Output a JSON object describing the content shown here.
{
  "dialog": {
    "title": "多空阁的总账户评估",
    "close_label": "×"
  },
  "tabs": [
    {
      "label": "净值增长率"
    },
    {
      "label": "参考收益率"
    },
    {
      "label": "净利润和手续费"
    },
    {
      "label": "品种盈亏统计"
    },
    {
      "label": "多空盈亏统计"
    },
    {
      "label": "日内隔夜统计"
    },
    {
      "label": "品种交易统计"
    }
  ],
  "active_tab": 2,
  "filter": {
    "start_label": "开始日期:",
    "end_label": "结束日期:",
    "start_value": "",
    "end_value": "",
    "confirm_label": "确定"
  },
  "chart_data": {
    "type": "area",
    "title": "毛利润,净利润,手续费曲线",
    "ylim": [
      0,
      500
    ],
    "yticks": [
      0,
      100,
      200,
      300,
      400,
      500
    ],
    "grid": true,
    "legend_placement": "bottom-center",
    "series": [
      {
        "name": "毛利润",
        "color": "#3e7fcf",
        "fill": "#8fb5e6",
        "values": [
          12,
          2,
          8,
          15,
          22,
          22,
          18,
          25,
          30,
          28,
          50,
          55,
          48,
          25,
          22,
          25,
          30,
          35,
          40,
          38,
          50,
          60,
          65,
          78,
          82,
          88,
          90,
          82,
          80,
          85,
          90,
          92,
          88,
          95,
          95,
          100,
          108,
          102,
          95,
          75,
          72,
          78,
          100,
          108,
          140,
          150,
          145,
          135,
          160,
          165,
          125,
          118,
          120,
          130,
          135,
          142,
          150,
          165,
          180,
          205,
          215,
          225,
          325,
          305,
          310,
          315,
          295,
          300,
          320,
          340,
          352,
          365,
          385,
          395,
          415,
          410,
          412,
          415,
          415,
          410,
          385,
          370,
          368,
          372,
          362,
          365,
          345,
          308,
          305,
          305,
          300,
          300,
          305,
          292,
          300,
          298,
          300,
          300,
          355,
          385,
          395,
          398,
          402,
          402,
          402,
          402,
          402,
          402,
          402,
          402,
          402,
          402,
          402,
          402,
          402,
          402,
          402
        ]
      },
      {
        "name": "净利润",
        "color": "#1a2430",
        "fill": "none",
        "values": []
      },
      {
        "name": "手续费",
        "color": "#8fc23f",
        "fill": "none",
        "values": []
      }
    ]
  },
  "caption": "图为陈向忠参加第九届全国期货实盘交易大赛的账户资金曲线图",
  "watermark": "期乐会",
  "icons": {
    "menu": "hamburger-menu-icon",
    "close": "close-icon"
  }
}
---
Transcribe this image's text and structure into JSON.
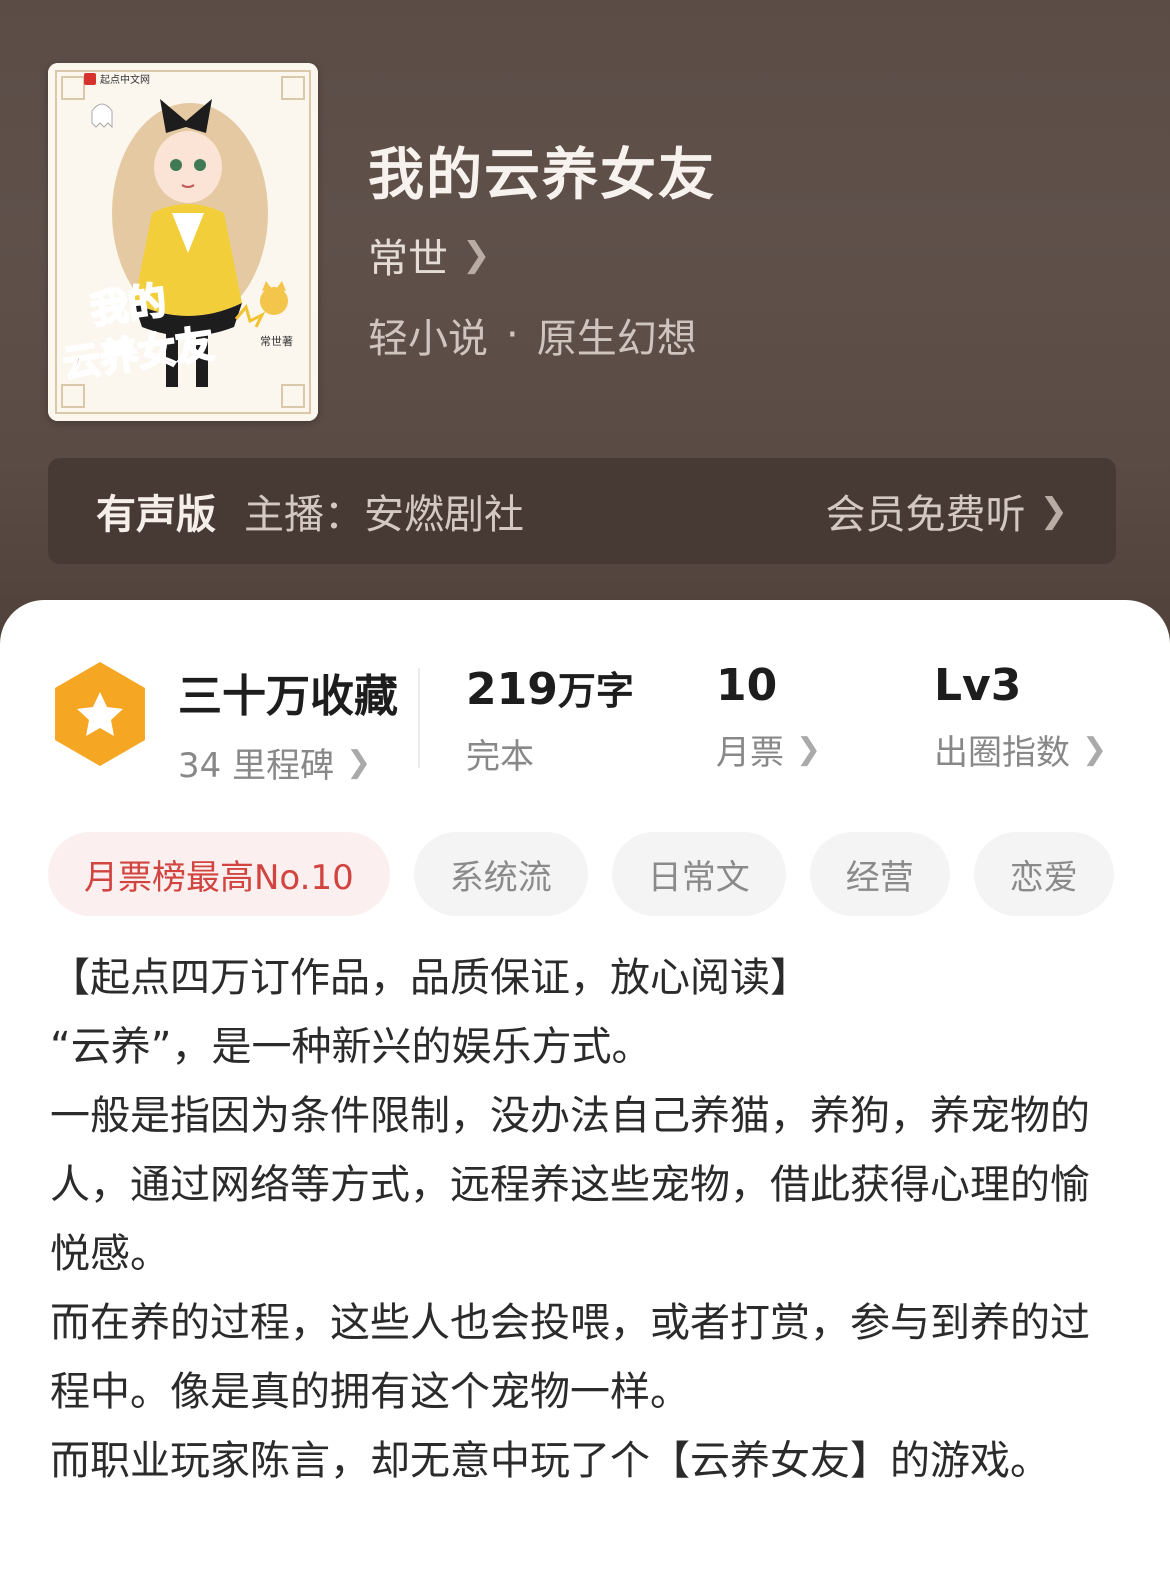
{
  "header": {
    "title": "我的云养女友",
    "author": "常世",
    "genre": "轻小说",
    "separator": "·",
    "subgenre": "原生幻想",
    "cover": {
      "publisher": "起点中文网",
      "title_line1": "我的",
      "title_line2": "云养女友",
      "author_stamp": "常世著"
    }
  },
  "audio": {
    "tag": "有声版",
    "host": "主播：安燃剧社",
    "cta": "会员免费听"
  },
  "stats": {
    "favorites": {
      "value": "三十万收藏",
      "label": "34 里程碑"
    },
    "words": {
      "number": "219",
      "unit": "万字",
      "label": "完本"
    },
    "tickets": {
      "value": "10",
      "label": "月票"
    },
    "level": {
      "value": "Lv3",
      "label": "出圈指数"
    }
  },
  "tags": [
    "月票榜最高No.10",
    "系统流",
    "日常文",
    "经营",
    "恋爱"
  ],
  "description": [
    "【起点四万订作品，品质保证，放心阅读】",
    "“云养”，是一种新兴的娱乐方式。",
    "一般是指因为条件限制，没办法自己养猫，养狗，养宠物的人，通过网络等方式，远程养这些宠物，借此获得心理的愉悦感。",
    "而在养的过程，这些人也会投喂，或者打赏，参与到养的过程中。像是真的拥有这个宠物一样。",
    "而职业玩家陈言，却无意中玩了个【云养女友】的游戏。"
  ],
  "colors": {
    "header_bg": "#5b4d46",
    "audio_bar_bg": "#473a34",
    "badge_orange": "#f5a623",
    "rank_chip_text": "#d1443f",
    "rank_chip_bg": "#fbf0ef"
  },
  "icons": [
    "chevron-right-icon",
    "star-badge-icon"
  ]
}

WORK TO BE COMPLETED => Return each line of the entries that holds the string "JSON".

RESPONSE TO THIS TASK =>
Output a JSON object describing the content shown here.
Transcribe this image's text and structure into JSON.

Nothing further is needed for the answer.